Input material START

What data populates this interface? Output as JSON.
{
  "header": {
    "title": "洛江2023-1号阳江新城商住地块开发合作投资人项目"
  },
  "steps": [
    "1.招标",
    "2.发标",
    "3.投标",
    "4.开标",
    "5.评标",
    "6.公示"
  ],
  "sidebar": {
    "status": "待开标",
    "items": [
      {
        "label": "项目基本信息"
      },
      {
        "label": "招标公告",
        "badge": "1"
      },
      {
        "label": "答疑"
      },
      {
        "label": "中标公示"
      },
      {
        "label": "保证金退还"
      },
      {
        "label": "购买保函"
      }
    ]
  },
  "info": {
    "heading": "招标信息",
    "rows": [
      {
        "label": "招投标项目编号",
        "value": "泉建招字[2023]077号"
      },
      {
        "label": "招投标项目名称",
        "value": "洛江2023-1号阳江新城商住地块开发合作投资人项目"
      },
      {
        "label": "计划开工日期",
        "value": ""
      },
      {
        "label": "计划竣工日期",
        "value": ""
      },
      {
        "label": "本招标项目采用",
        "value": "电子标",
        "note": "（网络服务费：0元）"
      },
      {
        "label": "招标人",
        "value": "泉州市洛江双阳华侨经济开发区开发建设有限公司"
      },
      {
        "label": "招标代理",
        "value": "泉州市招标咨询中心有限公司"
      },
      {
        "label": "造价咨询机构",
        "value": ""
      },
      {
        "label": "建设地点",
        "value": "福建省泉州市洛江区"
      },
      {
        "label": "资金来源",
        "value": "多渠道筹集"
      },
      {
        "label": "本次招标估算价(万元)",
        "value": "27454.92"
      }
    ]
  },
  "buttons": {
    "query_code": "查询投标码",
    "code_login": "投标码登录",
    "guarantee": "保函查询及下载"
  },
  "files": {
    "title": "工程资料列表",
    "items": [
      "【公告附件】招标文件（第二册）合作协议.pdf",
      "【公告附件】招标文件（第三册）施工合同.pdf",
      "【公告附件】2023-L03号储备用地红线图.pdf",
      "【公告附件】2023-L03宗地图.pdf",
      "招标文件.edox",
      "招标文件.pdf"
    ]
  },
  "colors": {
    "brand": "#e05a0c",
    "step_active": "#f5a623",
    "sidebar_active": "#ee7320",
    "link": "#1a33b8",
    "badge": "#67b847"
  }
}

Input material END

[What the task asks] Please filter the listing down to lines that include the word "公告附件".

[Answer to this task]
      "【公告附件】招标文件（第二册）合作协议.pdf",
      "【公告附件】招标文件（第三册）施工合同.pdf",
      "【公告附件】2023-L03号储备用地红线图.pdf",
      "【公告附件】2023-L03宗地图.pdf",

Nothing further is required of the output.